__PROBLEM TO SOLVE__
If a line of the data below contains the string "value", count it, then state the total alone.

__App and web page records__
************
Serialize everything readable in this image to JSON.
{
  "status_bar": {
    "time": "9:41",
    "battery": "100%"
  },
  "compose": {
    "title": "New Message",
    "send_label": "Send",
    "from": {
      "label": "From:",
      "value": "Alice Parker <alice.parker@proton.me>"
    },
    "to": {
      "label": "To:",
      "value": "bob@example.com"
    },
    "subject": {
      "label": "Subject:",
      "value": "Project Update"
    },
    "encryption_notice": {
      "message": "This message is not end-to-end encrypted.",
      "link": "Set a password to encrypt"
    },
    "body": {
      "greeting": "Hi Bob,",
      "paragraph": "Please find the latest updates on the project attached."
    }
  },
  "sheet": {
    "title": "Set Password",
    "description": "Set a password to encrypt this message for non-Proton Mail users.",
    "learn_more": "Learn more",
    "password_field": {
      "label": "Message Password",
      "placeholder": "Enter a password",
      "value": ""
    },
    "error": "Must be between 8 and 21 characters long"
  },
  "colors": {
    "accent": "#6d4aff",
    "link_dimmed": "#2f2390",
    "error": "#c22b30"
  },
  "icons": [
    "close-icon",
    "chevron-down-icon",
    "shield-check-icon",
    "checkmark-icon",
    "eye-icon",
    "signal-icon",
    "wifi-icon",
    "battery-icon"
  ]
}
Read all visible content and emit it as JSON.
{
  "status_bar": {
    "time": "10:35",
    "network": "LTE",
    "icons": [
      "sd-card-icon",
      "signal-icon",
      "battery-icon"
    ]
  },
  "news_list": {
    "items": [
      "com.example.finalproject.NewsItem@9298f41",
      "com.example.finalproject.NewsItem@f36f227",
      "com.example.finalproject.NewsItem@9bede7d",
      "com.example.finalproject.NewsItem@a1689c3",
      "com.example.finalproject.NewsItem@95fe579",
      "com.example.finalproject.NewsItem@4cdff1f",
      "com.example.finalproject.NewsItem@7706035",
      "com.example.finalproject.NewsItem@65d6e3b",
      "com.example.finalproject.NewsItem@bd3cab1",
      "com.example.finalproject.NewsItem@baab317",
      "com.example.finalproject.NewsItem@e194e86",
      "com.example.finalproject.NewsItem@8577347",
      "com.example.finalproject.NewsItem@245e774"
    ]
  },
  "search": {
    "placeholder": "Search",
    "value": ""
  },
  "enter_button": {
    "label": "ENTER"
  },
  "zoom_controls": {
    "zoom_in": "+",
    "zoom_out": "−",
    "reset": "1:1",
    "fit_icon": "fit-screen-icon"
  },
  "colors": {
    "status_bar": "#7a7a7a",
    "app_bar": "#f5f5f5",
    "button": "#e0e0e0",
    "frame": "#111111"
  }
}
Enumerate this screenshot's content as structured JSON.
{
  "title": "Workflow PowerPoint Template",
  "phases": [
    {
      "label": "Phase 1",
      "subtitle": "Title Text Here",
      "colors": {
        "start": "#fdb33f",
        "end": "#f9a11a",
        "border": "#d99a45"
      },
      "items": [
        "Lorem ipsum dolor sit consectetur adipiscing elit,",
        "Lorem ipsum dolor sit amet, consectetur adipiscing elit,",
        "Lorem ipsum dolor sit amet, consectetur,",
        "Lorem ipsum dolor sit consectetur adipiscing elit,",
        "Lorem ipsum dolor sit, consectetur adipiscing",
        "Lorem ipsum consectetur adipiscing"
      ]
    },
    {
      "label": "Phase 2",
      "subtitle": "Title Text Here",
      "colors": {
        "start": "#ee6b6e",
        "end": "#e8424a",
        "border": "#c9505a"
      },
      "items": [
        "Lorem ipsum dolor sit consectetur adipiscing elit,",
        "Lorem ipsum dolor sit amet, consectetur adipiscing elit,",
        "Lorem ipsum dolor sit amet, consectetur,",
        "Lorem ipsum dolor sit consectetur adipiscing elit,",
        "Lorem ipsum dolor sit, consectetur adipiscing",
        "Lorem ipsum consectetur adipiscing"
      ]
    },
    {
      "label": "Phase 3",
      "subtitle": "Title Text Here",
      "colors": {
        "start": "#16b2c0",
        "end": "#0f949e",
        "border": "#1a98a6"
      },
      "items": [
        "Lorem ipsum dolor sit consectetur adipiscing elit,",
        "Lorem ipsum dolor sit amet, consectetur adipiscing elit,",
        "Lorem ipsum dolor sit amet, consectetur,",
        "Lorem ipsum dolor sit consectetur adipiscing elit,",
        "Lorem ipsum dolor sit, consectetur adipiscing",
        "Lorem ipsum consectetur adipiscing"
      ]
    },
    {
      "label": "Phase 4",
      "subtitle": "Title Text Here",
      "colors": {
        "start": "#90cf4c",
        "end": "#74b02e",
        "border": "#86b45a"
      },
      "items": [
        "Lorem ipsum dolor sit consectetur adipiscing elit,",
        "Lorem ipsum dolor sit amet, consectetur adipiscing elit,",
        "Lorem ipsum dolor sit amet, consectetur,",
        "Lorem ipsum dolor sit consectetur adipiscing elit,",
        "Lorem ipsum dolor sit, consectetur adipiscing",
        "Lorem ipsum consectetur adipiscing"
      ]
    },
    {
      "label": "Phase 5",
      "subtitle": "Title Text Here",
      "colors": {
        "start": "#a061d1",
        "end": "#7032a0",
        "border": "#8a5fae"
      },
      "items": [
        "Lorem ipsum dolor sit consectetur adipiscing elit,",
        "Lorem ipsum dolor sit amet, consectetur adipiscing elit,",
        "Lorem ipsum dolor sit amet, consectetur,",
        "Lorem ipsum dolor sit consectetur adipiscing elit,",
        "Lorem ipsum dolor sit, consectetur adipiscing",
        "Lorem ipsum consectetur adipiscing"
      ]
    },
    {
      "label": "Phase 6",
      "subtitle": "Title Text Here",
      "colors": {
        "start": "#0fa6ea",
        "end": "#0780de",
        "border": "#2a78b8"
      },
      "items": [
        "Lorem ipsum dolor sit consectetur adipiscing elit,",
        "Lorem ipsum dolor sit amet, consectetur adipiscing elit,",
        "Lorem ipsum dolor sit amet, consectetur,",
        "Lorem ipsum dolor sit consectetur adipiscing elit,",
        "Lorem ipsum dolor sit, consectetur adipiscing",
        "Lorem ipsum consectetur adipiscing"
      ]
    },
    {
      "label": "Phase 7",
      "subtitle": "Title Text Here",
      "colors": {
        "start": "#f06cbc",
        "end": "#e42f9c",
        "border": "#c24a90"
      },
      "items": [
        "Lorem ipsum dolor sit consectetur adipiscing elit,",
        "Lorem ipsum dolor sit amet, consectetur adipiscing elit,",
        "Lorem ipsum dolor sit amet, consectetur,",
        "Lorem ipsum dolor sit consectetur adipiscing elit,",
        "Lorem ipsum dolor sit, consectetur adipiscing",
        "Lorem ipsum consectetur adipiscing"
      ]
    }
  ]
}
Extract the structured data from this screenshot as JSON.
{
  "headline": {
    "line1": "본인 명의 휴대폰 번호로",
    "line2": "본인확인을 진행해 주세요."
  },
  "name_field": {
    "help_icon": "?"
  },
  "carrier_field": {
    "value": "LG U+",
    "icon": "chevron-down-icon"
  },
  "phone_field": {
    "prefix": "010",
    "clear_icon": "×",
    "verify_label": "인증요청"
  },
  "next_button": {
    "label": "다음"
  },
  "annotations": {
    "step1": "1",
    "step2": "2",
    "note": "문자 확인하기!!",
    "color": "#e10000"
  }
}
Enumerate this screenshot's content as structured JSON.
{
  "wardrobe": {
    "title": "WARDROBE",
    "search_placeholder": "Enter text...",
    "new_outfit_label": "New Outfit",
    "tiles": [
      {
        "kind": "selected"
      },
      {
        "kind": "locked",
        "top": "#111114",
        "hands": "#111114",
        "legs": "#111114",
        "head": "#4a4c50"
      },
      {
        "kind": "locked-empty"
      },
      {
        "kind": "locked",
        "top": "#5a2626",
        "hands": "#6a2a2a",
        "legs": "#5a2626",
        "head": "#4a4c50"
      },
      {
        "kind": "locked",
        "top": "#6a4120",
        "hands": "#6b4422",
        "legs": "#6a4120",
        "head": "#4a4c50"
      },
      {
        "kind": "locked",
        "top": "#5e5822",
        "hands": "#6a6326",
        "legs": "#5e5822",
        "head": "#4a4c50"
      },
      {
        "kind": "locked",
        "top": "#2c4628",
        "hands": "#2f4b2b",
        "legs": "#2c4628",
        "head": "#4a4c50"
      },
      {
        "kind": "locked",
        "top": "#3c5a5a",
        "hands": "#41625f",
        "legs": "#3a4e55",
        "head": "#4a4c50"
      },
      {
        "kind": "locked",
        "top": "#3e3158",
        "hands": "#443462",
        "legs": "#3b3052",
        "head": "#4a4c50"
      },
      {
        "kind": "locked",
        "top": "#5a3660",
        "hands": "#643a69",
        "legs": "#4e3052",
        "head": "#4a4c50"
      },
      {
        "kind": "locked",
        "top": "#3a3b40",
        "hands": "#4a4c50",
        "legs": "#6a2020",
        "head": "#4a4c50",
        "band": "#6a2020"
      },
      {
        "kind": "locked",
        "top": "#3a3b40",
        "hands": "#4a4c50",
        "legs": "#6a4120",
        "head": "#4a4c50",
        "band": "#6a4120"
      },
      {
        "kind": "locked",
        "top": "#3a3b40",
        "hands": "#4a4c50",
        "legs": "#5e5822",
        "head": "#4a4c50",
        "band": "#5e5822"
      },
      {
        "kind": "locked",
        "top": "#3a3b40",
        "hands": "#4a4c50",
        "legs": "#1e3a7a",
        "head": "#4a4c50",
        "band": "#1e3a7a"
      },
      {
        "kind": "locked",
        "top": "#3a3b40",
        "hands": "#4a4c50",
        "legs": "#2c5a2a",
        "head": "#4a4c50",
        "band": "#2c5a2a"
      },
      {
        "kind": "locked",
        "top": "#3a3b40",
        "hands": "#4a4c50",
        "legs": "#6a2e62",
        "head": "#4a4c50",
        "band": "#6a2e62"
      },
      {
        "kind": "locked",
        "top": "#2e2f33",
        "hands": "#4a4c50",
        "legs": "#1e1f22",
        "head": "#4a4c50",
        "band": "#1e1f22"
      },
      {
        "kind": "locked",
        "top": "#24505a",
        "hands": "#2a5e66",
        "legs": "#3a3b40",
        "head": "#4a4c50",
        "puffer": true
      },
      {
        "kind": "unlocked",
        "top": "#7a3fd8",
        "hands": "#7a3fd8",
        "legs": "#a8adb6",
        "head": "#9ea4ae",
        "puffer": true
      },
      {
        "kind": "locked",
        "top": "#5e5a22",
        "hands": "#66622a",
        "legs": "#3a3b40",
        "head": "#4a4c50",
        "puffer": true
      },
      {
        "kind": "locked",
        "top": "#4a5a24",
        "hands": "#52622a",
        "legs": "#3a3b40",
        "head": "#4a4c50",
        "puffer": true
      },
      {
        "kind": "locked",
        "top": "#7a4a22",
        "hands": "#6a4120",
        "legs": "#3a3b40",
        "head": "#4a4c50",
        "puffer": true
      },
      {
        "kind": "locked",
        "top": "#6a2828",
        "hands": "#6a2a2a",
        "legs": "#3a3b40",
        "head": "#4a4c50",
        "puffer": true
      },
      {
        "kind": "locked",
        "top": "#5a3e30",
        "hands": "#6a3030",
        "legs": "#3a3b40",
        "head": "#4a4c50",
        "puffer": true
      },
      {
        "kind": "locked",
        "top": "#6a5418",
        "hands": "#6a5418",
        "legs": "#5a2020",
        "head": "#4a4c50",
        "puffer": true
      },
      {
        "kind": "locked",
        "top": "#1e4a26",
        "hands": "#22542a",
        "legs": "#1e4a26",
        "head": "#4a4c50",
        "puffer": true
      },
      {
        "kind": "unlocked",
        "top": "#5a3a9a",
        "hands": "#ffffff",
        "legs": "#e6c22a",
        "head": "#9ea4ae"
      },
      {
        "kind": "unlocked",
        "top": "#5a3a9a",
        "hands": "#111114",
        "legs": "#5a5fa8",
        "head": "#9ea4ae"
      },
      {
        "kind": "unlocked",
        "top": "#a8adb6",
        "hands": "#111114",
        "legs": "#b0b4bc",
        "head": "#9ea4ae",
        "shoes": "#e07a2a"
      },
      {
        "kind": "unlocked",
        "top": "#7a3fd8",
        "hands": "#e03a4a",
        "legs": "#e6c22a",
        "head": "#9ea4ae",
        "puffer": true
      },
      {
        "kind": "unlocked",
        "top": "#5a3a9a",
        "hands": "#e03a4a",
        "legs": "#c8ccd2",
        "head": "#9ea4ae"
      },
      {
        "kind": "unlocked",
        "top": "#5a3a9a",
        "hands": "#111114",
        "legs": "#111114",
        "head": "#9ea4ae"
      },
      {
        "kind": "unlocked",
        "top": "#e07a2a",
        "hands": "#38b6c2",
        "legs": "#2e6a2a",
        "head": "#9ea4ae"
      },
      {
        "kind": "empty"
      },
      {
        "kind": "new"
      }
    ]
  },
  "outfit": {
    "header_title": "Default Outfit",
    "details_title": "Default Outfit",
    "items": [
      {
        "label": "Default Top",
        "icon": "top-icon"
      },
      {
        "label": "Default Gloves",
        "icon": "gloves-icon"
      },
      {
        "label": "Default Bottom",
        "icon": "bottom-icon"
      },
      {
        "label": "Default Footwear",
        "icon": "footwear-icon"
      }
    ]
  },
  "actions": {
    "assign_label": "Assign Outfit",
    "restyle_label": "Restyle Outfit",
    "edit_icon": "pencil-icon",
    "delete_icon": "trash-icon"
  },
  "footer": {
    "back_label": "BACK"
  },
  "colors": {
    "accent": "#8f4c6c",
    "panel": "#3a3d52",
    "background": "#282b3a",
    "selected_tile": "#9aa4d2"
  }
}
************
__SOLUTION TO THE PROBLEM__
6